INSTRUCTIONS TO FOLLOW » Filter this data down to the lines that hold "JSON", and copy them.
*** DATA PROVIDED
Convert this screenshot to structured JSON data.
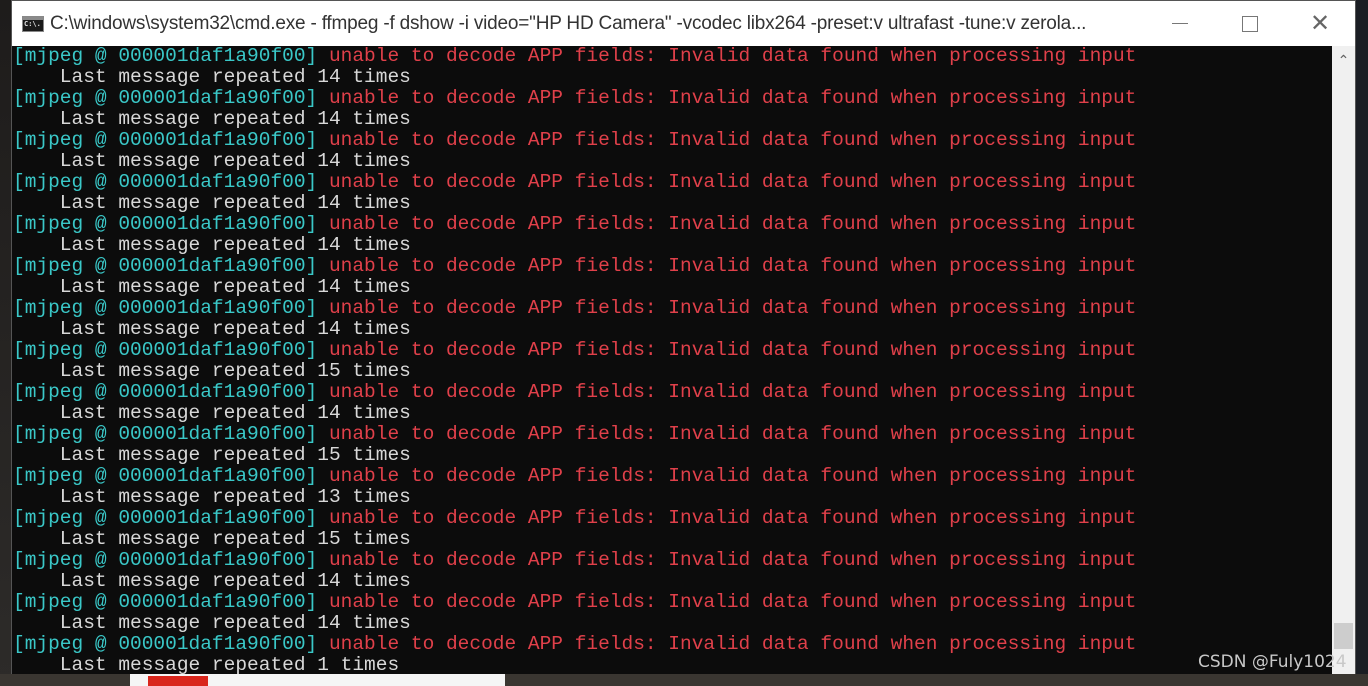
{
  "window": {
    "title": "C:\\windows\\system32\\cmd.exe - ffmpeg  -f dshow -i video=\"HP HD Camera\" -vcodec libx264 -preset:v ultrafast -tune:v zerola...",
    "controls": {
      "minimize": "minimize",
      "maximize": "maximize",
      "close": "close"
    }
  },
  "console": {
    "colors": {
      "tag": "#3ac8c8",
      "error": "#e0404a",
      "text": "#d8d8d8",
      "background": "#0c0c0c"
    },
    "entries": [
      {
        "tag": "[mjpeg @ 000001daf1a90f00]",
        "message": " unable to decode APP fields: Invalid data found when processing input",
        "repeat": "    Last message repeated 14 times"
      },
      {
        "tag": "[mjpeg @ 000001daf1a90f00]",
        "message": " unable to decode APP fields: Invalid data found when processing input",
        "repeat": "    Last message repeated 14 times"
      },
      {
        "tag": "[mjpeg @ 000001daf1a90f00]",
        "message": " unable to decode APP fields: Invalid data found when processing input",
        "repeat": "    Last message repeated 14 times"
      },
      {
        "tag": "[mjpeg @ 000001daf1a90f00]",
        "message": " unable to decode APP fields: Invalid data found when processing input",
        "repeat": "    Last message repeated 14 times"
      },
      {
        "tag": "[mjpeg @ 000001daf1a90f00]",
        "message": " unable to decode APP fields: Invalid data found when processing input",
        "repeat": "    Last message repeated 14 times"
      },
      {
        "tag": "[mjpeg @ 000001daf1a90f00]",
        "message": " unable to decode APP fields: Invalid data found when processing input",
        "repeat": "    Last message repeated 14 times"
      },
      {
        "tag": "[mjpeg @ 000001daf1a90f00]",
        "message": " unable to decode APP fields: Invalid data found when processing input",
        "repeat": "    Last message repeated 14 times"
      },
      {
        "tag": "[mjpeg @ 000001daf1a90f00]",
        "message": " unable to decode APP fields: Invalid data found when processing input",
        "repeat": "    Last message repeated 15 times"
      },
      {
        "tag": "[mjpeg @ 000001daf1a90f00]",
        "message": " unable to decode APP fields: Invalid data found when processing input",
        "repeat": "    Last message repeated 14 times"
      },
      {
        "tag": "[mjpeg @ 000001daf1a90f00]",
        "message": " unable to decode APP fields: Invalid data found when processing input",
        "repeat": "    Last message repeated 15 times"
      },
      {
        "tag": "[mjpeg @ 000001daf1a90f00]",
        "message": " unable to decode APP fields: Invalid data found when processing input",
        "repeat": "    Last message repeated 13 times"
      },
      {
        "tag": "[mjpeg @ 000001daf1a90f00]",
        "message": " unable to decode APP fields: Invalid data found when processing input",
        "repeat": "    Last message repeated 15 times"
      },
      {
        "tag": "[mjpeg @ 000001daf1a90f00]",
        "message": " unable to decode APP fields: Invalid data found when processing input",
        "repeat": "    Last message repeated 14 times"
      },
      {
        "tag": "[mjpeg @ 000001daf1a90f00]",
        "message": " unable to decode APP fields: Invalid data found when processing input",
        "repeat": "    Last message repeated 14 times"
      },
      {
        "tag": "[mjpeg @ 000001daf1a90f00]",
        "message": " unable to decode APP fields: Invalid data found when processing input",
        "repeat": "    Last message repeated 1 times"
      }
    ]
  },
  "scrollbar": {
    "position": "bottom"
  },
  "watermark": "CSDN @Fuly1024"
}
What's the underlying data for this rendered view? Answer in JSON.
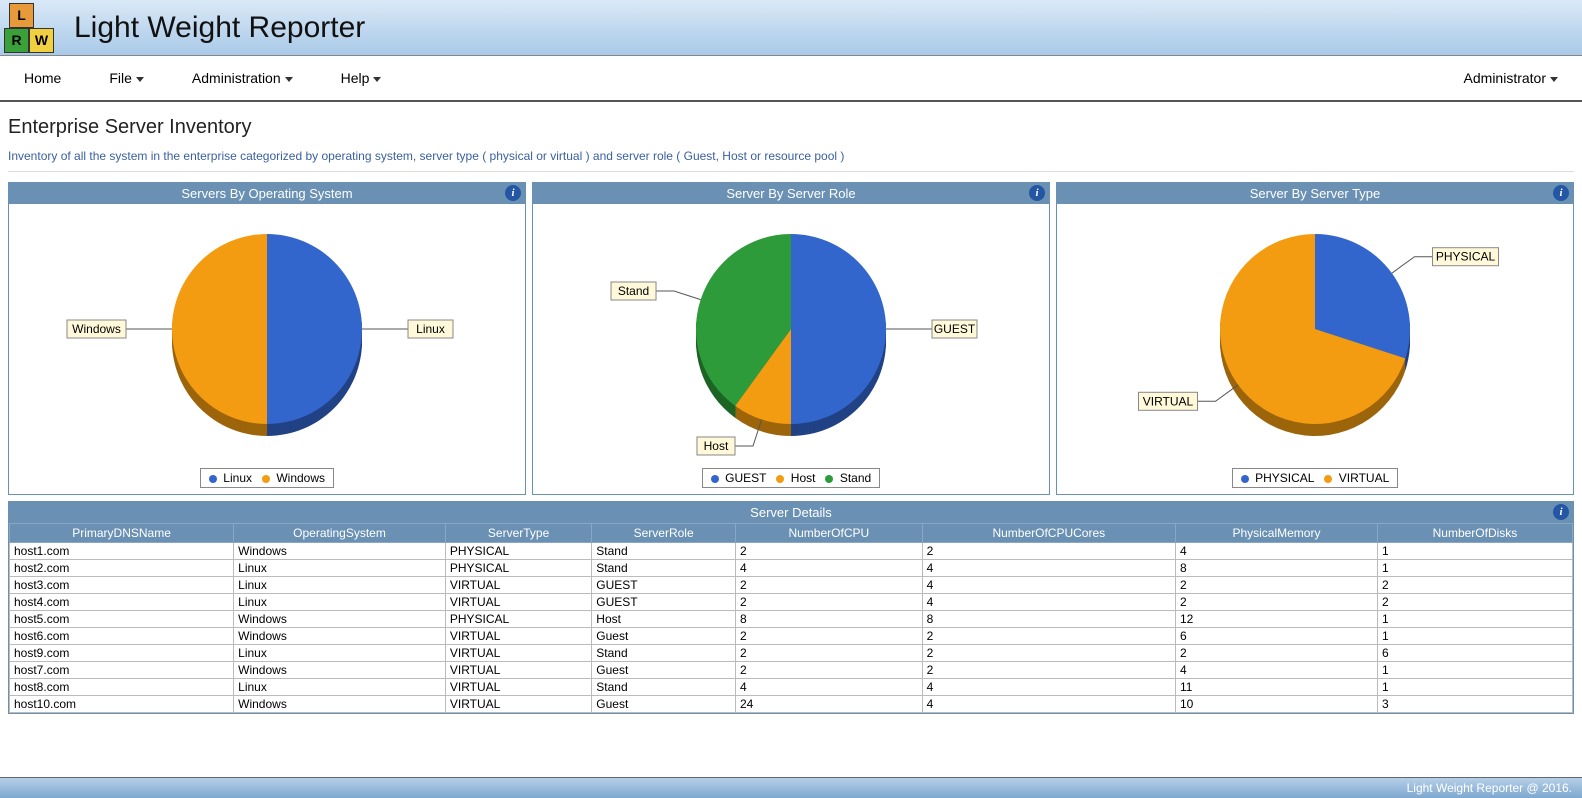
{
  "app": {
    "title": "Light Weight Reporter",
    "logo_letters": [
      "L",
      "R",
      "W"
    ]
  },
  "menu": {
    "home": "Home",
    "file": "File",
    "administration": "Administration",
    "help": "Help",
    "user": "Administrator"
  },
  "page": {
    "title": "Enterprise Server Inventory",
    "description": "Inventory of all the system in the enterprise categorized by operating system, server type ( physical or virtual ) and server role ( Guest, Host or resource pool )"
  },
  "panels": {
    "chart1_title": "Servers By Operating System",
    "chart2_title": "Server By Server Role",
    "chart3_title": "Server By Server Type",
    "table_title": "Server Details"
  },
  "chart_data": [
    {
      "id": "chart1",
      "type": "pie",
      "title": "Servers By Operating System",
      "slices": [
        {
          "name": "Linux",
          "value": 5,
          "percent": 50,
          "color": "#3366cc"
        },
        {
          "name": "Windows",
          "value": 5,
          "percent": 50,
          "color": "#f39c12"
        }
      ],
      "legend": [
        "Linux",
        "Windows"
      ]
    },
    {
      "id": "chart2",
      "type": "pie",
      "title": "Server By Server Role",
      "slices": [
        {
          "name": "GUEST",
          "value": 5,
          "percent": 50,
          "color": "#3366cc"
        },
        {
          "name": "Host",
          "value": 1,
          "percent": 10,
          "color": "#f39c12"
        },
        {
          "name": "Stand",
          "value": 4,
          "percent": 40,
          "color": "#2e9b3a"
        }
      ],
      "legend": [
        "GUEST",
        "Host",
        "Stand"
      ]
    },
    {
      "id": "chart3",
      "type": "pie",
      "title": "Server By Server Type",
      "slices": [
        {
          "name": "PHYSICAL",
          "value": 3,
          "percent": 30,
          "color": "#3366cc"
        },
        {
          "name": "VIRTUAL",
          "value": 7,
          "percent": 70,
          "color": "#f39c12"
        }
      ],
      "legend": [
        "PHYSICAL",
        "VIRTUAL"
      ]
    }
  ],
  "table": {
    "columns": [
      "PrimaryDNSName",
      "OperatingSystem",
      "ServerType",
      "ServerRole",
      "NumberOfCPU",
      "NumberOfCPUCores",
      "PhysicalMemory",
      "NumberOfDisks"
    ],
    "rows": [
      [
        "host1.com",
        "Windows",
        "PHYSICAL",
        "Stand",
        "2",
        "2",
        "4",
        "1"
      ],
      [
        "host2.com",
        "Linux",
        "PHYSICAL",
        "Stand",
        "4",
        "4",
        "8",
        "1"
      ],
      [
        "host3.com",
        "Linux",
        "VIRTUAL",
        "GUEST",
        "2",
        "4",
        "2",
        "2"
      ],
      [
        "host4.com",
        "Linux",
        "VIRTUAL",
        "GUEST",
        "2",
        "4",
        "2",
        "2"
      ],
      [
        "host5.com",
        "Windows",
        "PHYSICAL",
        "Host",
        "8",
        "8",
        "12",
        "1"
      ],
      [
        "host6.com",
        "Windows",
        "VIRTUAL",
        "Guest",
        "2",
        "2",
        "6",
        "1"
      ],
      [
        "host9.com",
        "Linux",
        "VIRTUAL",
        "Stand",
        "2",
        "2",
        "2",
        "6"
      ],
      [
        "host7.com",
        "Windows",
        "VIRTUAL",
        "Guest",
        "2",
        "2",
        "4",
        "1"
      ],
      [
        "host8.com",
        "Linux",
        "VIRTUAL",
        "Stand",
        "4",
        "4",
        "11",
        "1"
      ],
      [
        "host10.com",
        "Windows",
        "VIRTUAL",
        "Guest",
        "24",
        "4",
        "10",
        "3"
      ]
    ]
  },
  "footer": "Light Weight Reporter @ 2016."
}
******
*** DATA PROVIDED
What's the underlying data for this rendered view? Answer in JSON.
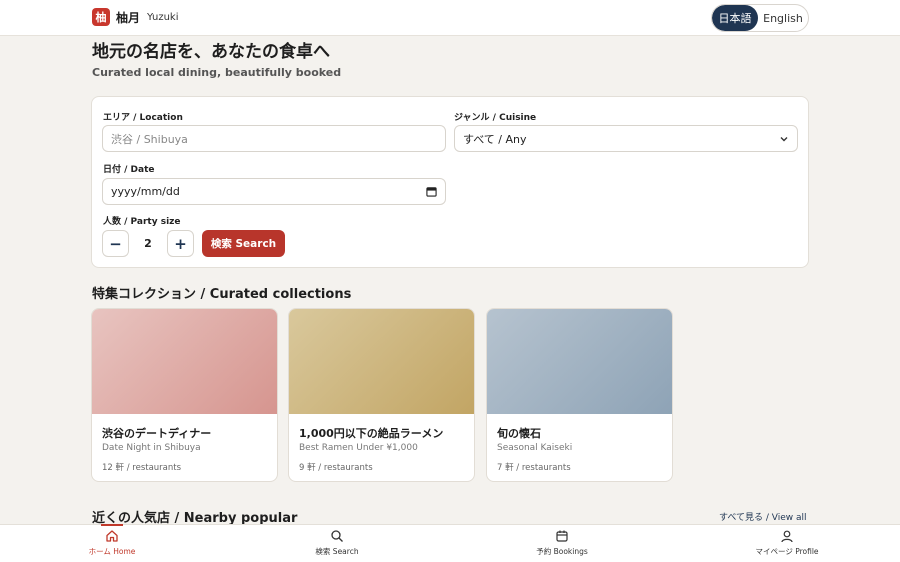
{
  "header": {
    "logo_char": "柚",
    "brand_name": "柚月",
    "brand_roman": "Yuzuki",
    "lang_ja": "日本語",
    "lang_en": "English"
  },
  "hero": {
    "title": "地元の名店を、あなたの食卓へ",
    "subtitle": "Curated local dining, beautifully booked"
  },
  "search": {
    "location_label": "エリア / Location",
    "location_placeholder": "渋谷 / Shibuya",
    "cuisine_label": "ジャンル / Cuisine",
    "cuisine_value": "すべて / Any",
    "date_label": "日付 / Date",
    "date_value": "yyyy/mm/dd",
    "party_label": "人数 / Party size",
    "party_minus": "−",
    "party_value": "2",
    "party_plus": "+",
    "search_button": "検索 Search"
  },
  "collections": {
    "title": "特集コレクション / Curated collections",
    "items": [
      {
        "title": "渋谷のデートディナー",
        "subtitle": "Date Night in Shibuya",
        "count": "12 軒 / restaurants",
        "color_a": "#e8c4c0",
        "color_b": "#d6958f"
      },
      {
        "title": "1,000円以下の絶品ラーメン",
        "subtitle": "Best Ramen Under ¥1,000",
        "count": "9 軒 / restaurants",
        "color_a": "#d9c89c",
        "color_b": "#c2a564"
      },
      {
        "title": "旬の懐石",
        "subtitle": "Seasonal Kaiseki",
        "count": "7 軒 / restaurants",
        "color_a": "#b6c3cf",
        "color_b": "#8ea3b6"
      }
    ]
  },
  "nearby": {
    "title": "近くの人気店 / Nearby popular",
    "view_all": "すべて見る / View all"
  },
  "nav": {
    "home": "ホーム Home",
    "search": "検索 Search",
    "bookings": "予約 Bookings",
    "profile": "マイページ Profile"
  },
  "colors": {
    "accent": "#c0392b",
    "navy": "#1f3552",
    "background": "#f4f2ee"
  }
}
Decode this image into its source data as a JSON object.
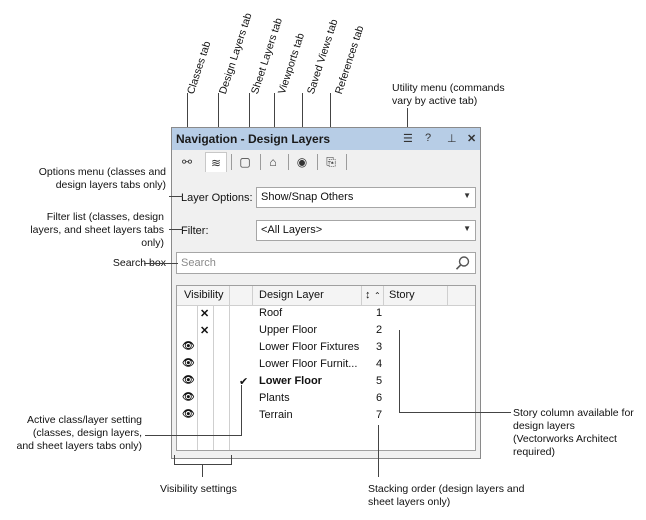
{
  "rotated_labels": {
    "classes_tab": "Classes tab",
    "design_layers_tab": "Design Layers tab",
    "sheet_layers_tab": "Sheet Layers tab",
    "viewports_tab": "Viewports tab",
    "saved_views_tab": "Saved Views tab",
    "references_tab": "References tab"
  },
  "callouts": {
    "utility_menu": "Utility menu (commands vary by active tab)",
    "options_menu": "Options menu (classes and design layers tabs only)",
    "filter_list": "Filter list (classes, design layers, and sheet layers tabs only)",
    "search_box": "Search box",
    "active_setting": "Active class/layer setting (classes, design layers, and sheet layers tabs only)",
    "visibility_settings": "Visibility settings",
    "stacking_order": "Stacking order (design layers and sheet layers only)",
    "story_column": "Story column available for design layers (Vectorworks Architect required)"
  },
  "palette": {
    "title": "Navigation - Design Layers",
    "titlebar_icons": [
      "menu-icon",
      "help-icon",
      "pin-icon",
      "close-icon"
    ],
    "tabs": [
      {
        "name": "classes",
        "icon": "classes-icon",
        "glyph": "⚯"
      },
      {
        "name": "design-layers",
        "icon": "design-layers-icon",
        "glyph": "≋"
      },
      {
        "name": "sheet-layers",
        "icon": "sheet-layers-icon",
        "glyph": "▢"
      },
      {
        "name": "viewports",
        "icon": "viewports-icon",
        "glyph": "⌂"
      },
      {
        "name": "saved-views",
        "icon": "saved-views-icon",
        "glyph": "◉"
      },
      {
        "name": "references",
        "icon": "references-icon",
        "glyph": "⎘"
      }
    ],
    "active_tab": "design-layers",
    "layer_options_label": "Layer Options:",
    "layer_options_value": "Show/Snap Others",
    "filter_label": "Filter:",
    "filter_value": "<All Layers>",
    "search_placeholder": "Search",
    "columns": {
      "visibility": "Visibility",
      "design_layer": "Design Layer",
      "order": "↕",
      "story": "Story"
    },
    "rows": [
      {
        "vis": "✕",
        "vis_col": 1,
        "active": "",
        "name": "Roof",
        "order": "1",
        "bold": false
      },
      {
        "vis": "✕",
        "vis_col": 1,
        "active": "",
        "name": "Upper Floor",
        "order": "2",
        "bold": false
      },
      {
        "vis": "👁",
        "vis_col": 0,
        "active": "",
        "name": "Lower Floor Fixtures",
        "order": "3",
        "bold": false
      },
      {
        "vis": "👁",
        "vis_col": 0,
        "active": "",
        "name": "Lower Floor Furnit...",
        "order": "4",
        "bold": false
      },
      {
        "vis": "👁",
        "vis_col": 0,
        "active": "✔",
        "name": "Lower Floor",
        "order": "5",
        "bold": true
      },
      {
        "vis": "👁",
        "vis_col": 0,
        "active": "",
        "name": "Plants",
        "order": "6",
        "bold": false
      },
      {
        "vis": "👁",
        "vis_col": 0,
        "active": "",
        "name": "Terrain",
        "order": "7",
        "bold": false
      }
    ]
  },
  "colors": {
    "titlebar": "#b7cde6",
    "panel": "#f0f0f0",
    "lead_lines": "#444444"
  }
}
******
RESULT OF THE EXERCISE »
Convert this screenshot to structured JSON data.
What's the underlying data for this rendered view? Answer in JSON.
What's the underlying data for this rendered view? Answer in JSON.
Decode this image into its source data as a JSON object.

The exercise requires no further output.